** TASK INSTRUCTIONS **
Pull every line containing the word "page" from the records.

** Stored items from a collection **

********

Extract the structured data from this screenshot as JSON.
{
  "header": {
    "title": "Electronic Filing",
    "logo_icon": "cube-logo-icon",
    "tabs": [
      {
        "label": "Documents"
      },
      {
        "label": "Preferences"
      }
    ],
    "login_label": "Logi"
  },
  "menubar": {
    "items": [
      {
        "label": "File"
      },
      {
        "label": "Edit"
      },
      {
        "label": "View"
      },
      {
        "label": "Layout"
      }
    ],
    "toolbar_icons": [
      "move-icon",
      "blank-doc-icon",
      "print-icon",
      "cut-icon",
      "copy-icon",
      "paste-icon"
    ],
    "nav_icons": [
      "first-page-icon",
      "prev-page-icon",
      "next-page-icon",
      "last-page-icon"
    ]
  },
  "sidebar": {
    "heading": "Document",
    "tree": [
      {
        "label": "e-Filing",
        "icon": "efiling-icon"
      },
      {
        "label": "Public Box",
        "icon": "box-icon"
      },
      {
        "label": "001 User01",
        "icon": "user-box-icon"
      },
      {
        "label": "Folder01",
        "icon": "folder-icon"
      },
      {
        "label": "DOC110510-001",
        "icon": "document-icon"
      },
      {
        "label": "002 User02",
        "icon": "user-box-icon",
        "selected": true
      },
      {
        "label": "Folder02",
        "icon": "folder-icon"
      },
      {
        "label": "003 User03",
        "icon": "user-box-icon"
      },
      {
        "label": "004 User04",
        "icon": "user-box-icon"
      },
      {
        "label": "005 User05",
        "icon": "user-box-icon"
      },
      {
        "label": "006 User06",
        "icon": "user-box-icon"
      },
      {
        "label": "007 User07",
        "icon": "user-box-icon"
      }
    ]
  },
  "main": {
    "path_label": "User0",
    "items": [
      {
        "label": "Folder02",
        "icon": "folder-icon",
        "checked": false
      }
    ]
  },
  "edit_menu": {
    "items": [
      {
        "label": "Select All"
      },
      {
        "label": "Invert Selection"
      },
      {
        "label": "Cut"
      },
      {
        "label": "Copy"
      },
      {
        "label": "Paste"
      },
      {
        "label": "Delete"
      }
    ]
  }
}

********

** YOUR RESPONSE **
      "first-page-icon",
      "prev-page-icon",
      "next-page-icon",
      "last-page-icon"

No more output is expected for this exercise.